We also have to ensure the funeral vehicles are immaculate, tend to the Deceased and then, of course, conducting funerals.
What are the challenges you face day-to-day?
It can often be difficult dealing with grieving relatives particularly in cases were the death is sudden or untimely.
Currently the Covid-19 pandemic is adding extra challenges regarding the additional safety measures we must follow to ensure all staff and attendees are safe. These measures are also putting immense restrictions on the families at a time when they simply want to be together to grieve and say goodbye to a loved one.
Supporting families is a big part of your job, how do you manage this effectively yet sympathetically?
The family should always be at the centre of everyone’s focus, with care taken to ensure they are consistently listened too. Especially when they wish to share thoughts and memories of their loved one.

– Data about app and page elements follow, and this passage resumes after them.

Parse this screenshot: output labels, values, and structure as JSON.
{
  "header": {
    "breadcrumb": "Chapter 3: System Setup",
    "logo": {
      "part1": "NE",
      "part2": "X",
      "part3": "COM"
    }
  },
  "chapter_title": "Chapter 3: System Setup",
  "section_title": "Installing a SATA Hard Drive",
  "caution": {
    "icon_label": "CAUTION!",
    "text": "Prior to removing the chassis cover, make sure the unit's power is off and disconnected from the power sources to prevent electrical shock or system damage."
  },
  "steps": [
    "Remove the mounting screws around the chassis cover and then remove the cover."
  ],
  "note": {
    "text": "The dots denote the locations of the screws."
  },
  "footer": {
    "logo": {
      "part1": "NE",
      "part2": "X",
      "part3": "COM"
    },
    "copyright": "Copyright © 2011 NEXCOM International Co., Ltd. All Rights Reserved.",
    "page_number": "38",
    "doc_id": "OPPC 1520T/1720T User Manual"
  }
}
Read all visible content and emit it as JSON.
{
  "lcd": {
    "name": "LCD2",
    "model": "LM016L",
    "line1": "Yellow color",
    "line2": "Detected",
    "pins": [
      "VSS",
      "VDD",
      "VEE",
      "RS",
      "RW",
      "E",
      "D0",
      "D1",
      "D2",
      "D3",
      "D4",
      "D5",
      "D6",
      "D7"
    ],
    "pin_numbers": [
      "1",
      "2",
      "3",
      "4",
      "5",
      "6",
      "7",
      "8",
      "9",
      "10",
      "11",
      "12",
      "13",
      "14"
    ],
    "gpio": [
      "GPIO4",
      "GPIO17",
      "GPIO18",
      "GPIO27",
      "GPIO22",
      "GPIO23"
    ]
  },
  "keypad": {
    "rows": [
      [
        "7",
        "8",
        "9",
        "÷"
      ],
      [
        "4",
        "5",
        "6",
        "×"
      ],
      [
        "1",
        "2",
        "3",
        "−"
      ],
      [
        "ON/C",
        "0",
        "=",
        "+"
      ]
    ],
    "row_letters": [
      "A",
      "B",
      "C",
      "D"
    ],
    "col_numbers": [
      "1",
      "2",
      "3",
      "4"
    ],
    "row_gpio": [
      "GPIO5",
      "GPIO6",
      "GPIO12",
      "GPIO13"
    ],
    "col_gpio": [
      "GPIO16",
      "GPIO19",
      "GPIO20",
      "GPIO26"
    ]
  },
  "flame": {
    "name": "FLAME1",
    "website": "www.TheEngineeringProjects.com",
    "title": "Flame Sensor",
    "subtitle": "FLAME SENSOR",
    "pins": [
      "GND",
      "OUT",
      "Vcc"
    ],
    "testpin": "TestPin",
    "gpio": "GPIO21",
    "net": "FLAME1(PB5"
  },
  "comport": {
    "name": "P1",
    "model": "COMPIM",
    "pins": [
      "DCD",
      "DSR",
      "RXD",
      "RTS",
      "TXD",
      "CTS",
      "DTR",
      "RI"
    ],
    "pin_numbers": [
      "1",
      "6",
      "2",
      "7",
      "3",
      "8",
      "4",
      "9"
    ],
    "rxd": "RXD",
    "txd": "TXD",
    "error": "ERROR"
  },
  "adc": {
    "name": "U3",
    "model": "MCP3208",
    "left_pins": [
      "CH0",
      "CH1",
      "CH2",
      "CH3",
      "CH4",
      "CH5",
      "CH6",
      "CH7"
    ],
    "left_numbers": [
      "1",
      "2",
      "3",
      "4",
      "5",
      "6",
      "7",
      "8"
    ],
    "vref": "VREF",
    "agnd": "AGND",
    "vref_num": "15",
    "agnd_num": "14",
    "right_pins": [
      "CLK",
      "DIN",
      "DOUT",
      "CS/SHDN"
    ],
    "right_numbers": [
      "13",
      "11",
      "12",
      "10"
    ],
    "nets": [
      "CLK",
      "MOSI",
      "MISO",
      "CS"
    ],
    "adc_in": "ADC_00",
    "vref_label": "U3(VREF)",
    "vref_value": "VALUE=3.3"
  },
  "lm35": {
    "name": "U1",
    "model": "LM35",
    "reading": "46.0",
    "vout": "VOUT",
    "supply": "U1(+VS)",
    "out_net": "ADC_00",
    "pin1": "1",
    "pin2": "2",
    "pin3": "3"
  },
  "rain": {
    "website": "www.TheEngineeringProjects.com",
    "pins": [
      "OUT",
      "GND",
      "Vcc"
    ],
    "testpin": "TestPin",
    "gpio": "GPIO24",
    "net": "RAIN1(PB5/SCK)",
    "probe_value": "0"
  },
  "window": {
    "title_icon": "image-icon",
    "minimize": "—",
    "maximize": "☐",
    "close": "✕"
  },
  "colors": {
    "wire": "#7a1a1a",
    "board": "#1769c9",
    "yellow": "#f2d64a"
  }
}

By really taking the time to listen to the family, we can not only put them at ease and comfort them, but we can also help make the funeral that bit more special and personal for them.
How do you deal with people’s emotions?
Years of experience is helpful in keeping a calm exterior when dealing with emotional customers.
I always like to lend a kind ear and let them take as much time as they need when making arrangements. Having experienced grief myself, I know how difficult and stressful making funeral arrangements can be. So I always try to remain respectful, understanding and patient.
Do you have any particularly gratifying moments?
It sounds silly, but an immaculately polished hearse and limousine always makes me very happy! It shows our dedication to the job and how professionalism is always at the forefront of how we conduct ourselves.
Also, it is lovely when a family recognises your endeavours with a thank you note.
What is the most difficult part of being a funeral director?
The part of the job I find most difficult is getting called out of bed in the middle of the night to collect a deceased person. This is becoming more difficult as I get older. This aspect can be made all the more challenging when you personally know the deceased and are grieving too. Having the additional responsibility of remaining professional and ensuring the funeral runs perfectly can be mentally and emotionally draining.
Posted on Friday, December 18th, 2020 at 6:05 pm in Latest News.